Codifis, France's top cycling team, are to leave the Tour following confirmation of the results, Tour organisers said, becoming the second team to leave in 24 hours.
Moreni tested positive for the hormone following the 11th stage of the Tour de France on Thursday - the third competitor to fail a dope test.
The Italian had started the 16th stage in 58th place overall and placed 41st in the stage.
On Tuesday, Astana team leader Alexander Vinokourov failed a test for blood doping.
The Kazakh had won two stages in this year's race and in the fallout of his failed test his entire team withdrew from the race.
The race was already reeling from the withdrawal of T-Mobile rider Patrik Sinkewitz after he failed a pre-Tour drugs test with high levels of testosterone.
|Italy’s Cristian Moreni was arrested |
after the 16th stage [AFP]
That case saw German TV stations ZDF and ARD immediately suspend their coverage.
A number of major sponsors including T-Mobile, Milram and a Swiss bicycle manufacturer are now reconsidering their future association with the Tour.
The UCI, the international body which controls cycling, was confident of a drug-free Tour after all riders in this year's race signed an agreement in which they would forfeit a year's salary as well as receive the mandatory two-year ban if they were found guilty of doping.

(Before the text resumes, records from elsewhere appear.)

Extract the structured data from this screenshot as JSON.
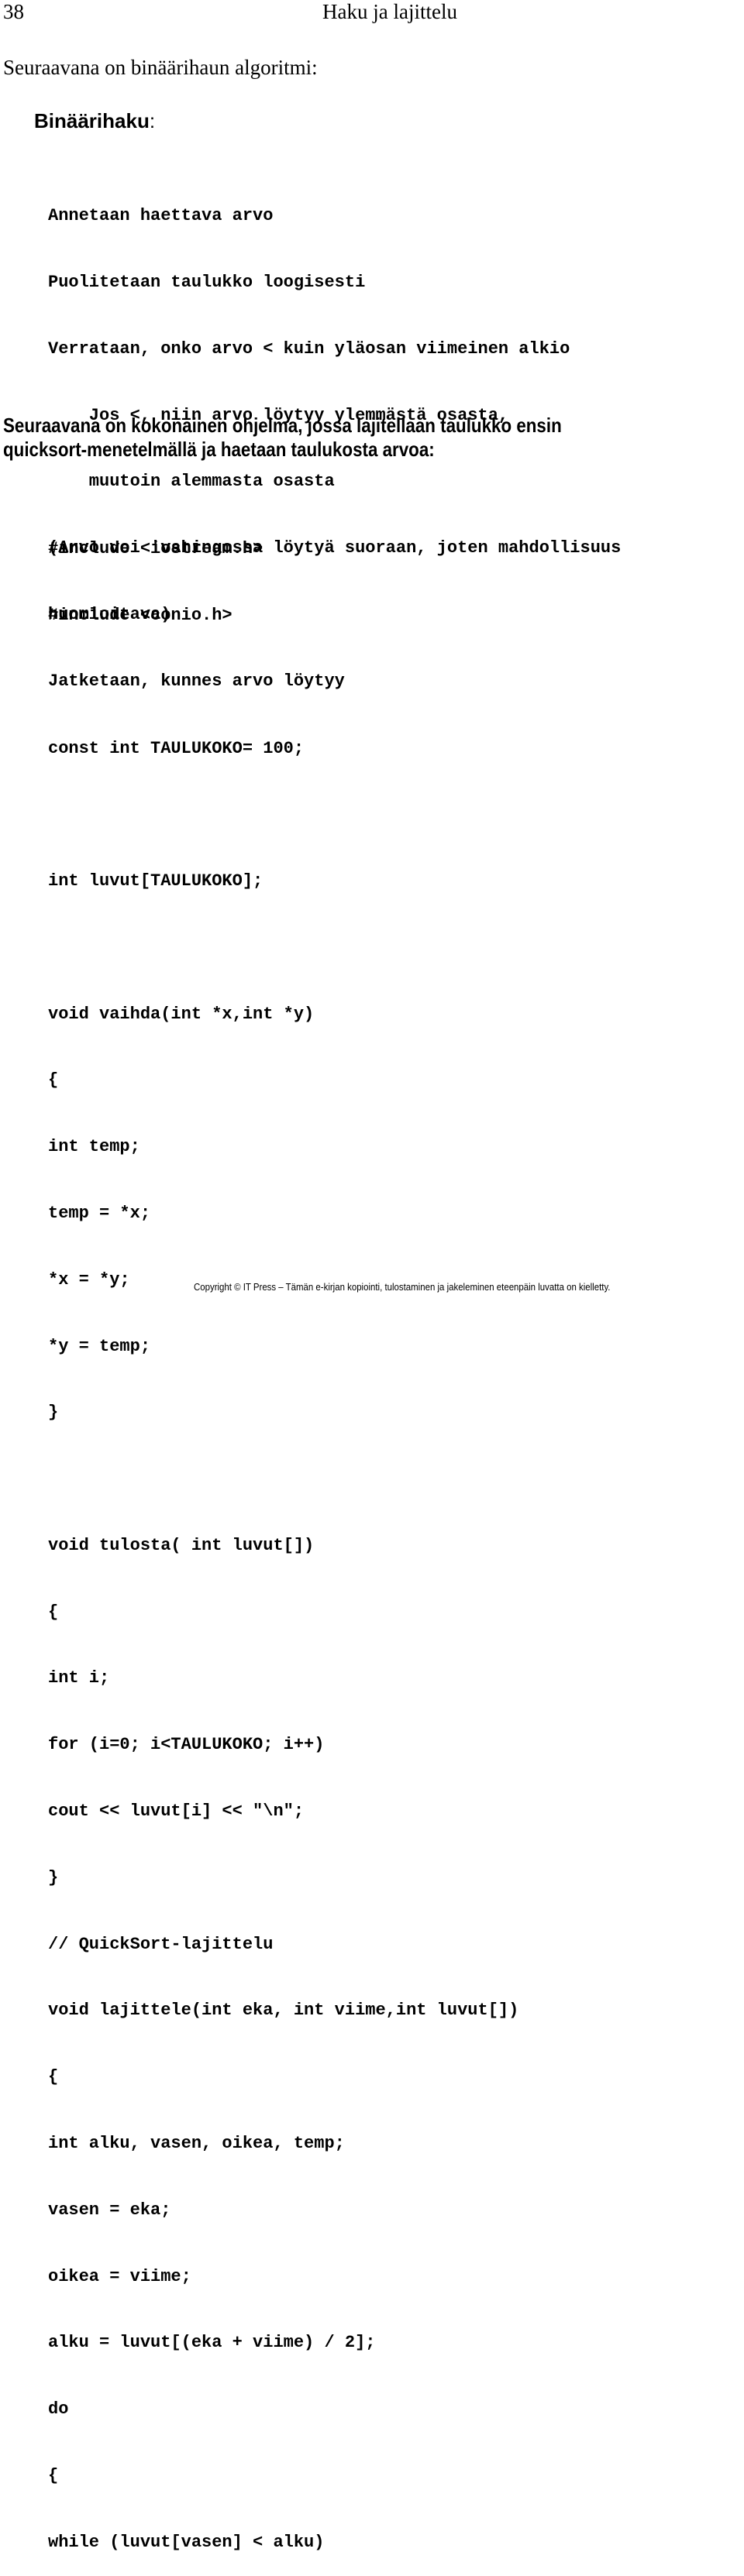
{
  "header": {
    "page_number": "38",
    "running_title": "Haku ja lajittelu"
  },
  "intro_text": "Seuraavana on binäärihaun algoritmi:",
  "algorithm": {
    "title": "Binäärihaku",
    "title_suffix": ":",
    "lines": [
      "Annetaan haettava arvo",
      "Puolitetaan taulukko loogisesti",
      "Verrataan, onko arvo < kuin yläosan viimeinen alkio",
      "    Jos <, niin arvo löytyy ylemmästä osasta,",
      "    muutoin alemmasta osasta",
      "(Arvo voi 'vahingossa löytyä suoraan, joten mahdollisuus",
      "huomioitava)",
      "Jatketaan, kunnes arvo löytyy"
    ]
  },
  "program_intro": {
    "line1": "Seuraavana on kokonainen ohjelma, jossa lajitellaan taulukko ensin",
    "line2": "quicksort-menetelmällä ja haetaan taulukosta arvoa:"
  },
  "program": {
    "includes": [
      "#include <iostream.h>",
      "#include <conio.h>"
    ],
    "const_decl": "const int TAULUKOKO= 100;",
    "array_decl": "int luvut[TAULUKOKO];",
    "swap_function": [
      "void vaihda(int *x,int *y)",
      "{",
      "int temp;",
      "temp = *x;",
      "*x = *y;",
      "*y = temp;",
      "}"
    ],
    "print_function": [
      "void tulosta( int luvut[])",
      "{",
      "int i;",
      "for (i=0; i<TAULUKOKO; i++)",
      "cout << luvut[i] << \"\\n\";",
      "}"
    ],
    "sort_function": [
      "// QuickSort-lajittelu",
      "void lajittele(int eka, int viime,int luvut[])",
      "{",
      "int alku, vasen, oikea, temp;",
      "vasen = eka;",
      "oikea = viime;",
      "alku = luvut[(eka + viime) / 2];",
      "do",
      "{",
      "while (luvut[vasen] < alku)"
    ]
  },
  "footer": {
    "copyright": "Copyright © IT Press – Tämän e-kirjan kopiointi, tulostaminen ja jakeleminen eteenpäin luvatta on kielletty."
  }
}
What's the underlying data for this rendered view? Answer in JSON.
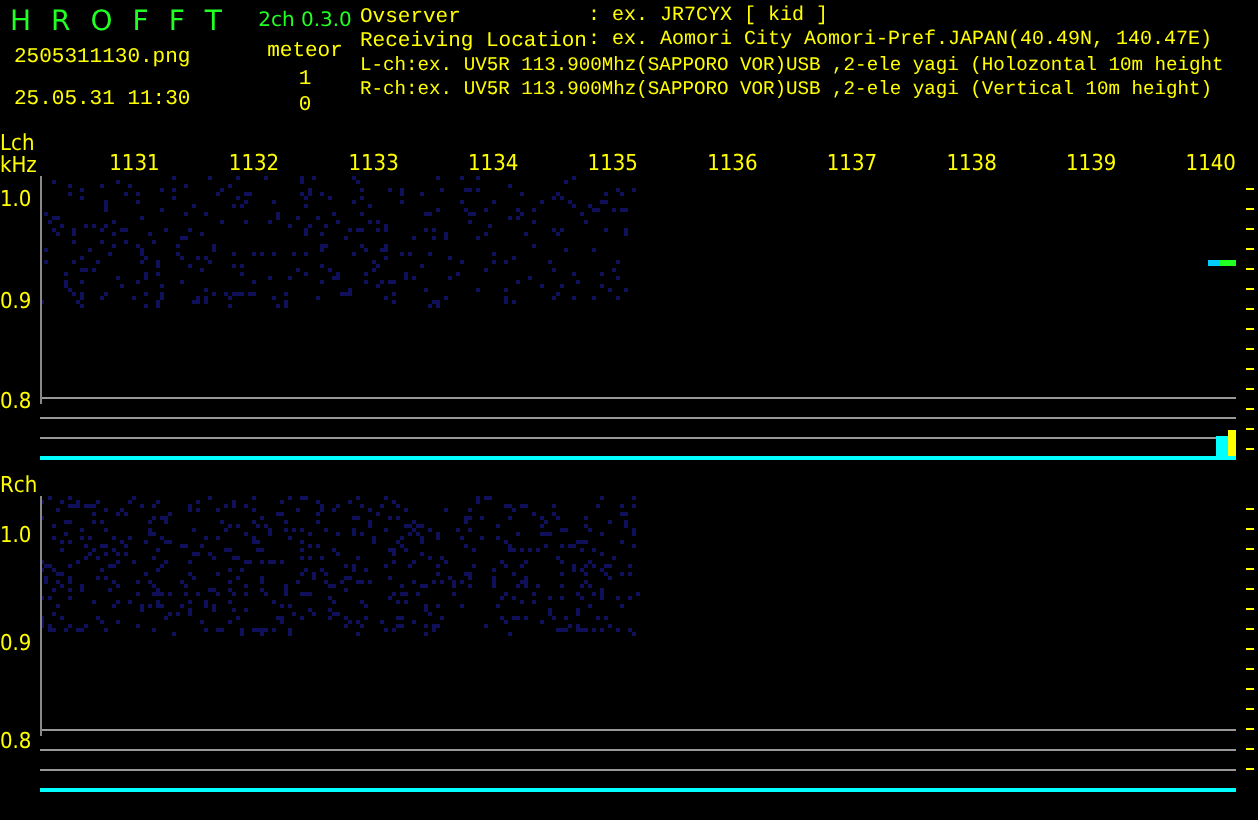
{
  "app": {
    "title_letters": [
      "H",
      "R",
      "O",
      "F",
      "F",
      "T"
    ],
    "version": "2ch 0.3.0",
    "filename": "2505311130.png",
    "timestamp": "25.05.31 11:30",
    "count_label": "meteor",
    "counts": [
      "1",
      "0"
    ]
  },
  "info": [
    {
      "label": "Ovserver",
      "value": ": ex. JR7CYX [ kid ]"
    },
    {
      "label": "Receiving Location",
      "value": ": ex. Aomori City Aomori-Pref.JAPAN(40.49N, 140.47E)"
    }
  ],
  "channel_lines": [
    "L-ch:ex. UV5R 113.900Mhz(SAPPORO VOR)USB ,2-ele yagi (Holozontal 10m height",
    "R-ch:ex. UV5R 113.900Mhz(SAPPORO VOR)USB ,2-ele yagi (Vertical 10m height)"
  ],
  "panels": [
    {
      "name": "Lch",
      "unit": "kHz",
      "freq_labels": [
        "1131",
        "1132",
        "1133",
        "1134",
        "1135",
        "1136",
        "1137",
        "1138",
        "1139",
        "1140"
      ],
      "y_labels": [
        "1.0",
        "0.9",
        "0.8"
      ],
      "echo": true
    },
    {
      "name": "Rch",
      "y_labels": [
        "1.0",
        "0.9",
        "0.8"
      ],
      "echo": false
    }
  ]
}
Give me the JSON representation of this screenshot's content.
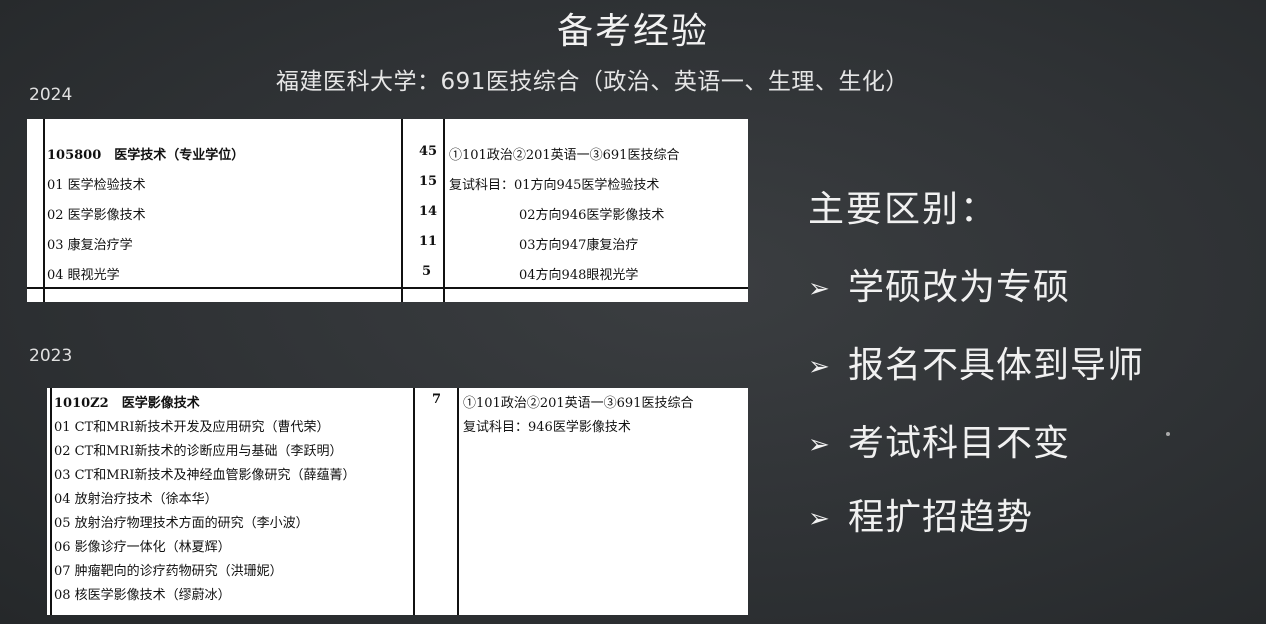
{
  "title": "备考经验",
  "subtitle": "福建医科大学：691医技综合（政治、英语一、生理、生化）",
  "year_2024": "2024",
  "year_2023": "2023",
  "table_2024": {
    "rows": [
      {
        "name": "105800　医学技术（专业学位）",
        "count": "45",
        "note": "①101政治②201英语一③691医技综合"
      },
      {
        "name": "01 医学检验技术",
        "count": "15",
        "note": "复试科目：01方向945医学检验技术"
      },
      {
        "name": "02 医学影像技术",
        "count": "14",
        "note": "02方向946医学影像技术"
      },
      {
        "name": "03 康复治疗学",
        "count": "11",
        "note": "03方向947康复治疗"
      },
      {
        "name": "04 眼视光学",
        "count": "5",
        "note": "04方向948眼视光学"
      }
    ]
  },
  "table_2023": {
    "header": {
      "name": "1010Z2　医学影像技术",
      "count": "7",
      "note1": "①101政治②201英语一③691医技综合",
      "note2": "复试科目：946医学影像技术"
    },
    "rows": [
      "01 CT和MRI新技术开发及应用研究（曹代荣）",
      "02 CT和MRI新技术的诊断应用与基础（李跃明）",
      "03 CT和MRI新技术及神经血管影像研究（薛蕴菁）",
      "04 放射治疗技术（徐本华）",
      "05 放射治疗物理技术方面的研究（李小波）",
      "06 影像诊疗一体化（林夏辉）",
      "07 肿瘤靶向的诊疗药物研究（洪珊妮）",
      "08 核医学影像技术（缪蔚冰）"
    ]
  },
  "differences": {
    "heading": "主要区别：",
    "bullet": "➢",
    "items": [
      "学硕改为专硕",
      "报名不具体到导师",
      "考试科目不变",
      "程扩招趋势"
    ]
  }
}
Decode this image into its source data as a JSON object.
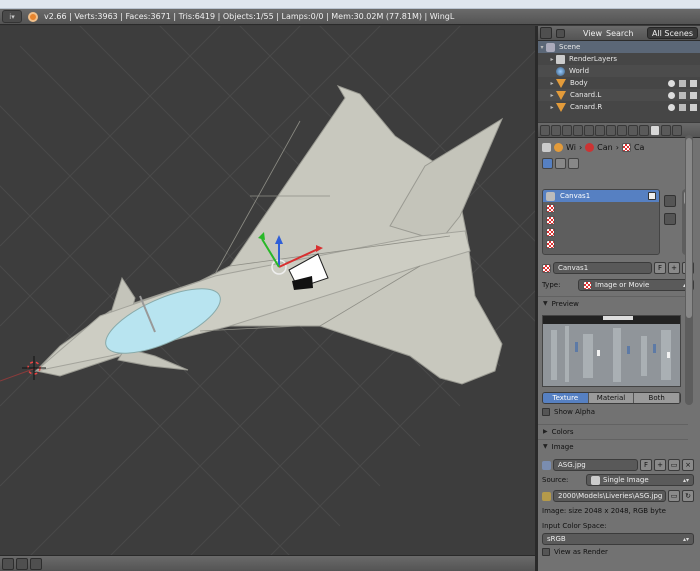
{
  "info": {
    "stats": "v2.66 | Verts:3963 | Faces:3671 | Tris:6419 | Objects:1/55 | Lamps:0/0 | Mem:30.02M (77.81M) | WingL"
  },
  "outliner": {
    "menu_view": "View",
    "menu_search": "Search",
    "scenes_select": "All Scenes",
    "items": [
      {
        "label": "Scene"
      },
      {
        "label": "RenderLayers"
      },
      {
        "label": "World"
      },
      {
        "label": "Body"
      },
      {
        "label": "Canard.L"
      },
      {
        "label": "Canard.R"
      }
    ]
  },
  "properties": {
    "breadcrumb": [
      "Wi",
      "Can",
      "Ca"
    ],
    "texture_slots": [
      {
        "label": "Canvas1",
        "selected": true
      },
      {
        "label": ""
      },
      {
        "label": ""
      },
      {
        "label": ""
      },
      {
        "label": ""
      }
    ],
    "texture_name": "Canvas1",
    "f_label": "F",
    "type_label": "Type:",
    "type_value": "Image or Movie",
    "preview_heading": "Preview",
    "preview_tabs": [
      "Texture",
      "Material",
      "Both"
    ],
    "show_alpha": "Show Alpha",
    "colors_heading": "Colors",
    "image_heading": "Image",
    "image_name": "ASG.jpg",
    "source_label": "Source:",
    "source_value": "Single Image",
    "filepath": "2000\\Models\\Liveries\\ASG.jpg",
    "image_info": "Image: size 2048 x 2048, RGB byte",
    "color_space_label": "Input Color Space:",
    "color_space_value": "sRGB",
    "view_as_render": "View as Render"
  },
  "colors": {
    "texture_tab_active": "#5680c2",
    "canopy": "#b8e4f0",
    "airframe": "#c8c8be"
  }
}
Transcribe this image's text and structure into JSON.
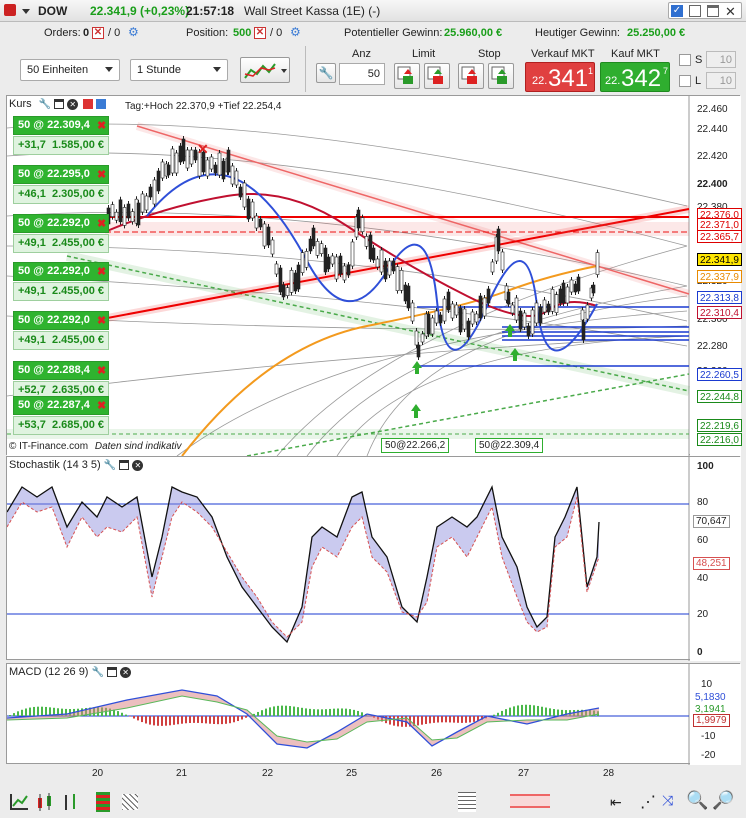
{
  "header": {
    "instrument": "DOW",
    "change": "22.341,9 (+0,23%)",
    "time": "21:57:18",
    "exchange": "Wall Street Kassa (1E) (-)"
  },
  "status": {
    "orders_label": "Orders:",
    "orders_val": "0",
    "orders_val2": "/ 0",
    "position_label": "Position:",
    "position_val": "500",
    "position_val2": "/ 0",
    "pot_label": "Potentieller Gewinn:",
    "pot_val": "25.960,00 €",
    "today_label": "Heutiger Gewinn:",
    "today_val": "25.250,00 €"
  },
  "toolbar": {
    "units": "50 Einheiten",
    "interval": "1 Stunde",
    "anz_label": "Anz",
    "anz_val": "50",
    "limit_label": "Limit",
    "stop_label": "Stop",
    "sell_label": "Verkauf MKT",
    "buy_label": "Kauf MKT",
    "sell_small": "22.",
    "sell_big": "341",
    "sell_sup": "1",
    "buy_small": "22.",
    "buy_big": "342",
    "buy_sup": "7",
    "s_label": "S",
    "s_val": "10",
    "l_label": "L",
    "l_val": "10"
  },
  "kurs": {
    "title": "Kurs",
    "hoch_tief": "Tag:+Hoch 22.370,9 +Tief 22.254,4",
    "footer": "© IT-Finance.com",
    "footer_italic": "Daten sind indikativ",
    "tag1": "50@22.266,2",
    "tag2": "50@22.309,4"
  },
  "orders": [
    {
      "l1": "50 @ 22.309,4",
      "l2": "+31,7",
      "l3": "1.585,00 €"
    },
    {
      "l1": "50 @ 22.295,0",
      "l2": "+46,1",
      "l3": "2.305,00 €"
    },
    {
      "l1": "50 @ 22.292,0",
      "l2": "+49,1",
      "l3": "2.455,00 €"
    },
    {
      "l1": "50 @ 22.292,0",
      "l2": "+49,1",
      "l3": "2.455,00 €"
    },
    {
      "l1": "50 @ 22.292,0",
      "l2": "+49,1",
      "l3": "2.455,00 €"
    },
    {
      "l1": "50 @ 22.288,4",
      "l2": "+52,7",
      "l3": "2.635,00 €"
    },
    {
      "l1": "50 @ 22.287,4",
      "l2": "+53,7",
      "l3": "2.685,00 €"
    }
  ],
  "price_axis": [
    "22.460",
    "22.440",
    "22.420",
    "22.400",
    "22.380",
    "22.360",
    "22.340",
    "22.320",
    "22.300",
    "22.280",
    "22.260",
    "22.240",
    "22.220"
  ],
  "price_tags": [
    {
      "v": "22.376,0",
      "c": "#d00"
    },
    {
      "v": "22.371,0",
      "c": "#d00"
    },
    {
      "v": "22.365,7",
      "c": "#d00"
    },
    {
      "v": "22.341,9",
      "c": "#000",
      "bg": "#ffe600"
    },
    {
      "v": "22.337,9",
      "c": "#e88a00"
    },
    {
      "v": "22.313,8",
      "c": "#1a3ad0"
    },
    {
      "v": "22.310,4",
      "c": "#c01030"
    },
    {
      "v": "22.260,5",
      "c": "#1a3ad0"
    },
    {
      "v": "22.244,8",
      "c": "#1a8a1a"
    },
    {
      "v": "22.219,6",
      "c": "#1a8a1a"
    },
    {
      "v": "22.216,0",
      "c": "#1a8a1a"
    }
  ],
  "stoch": {
    "title": "Stochastik (14 3 5)",
    "axis": [
      "100",
      "80",
      "60",
      "40",
      "20",
      "0"
    ],
    "tag1": "70,647",
    "tag2": "48,251"
  },
  "macd": {
    "title": "MACD (12 26 9)",
    "axis": [
      "10",
      "0",
      "-10",
      "-20"
    ],
    "tag1": "5,1830",
    "tag2": "3,1941",
    "tag3": "1,9979"
  },
  "x_axis": [
    "20",
    "21",
    "22",
    "25",
    "26",
    "27",
    "28"
  ]
}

Earlier, two small explosive devices went off along the route of the Tour in northern Spain.
Blasts came after riders had already passed through the Navarra region near the border with France.
A person claiming to represent Eta, the Basque separatist group, had made a bomb threat by telephone, Spanish media reported.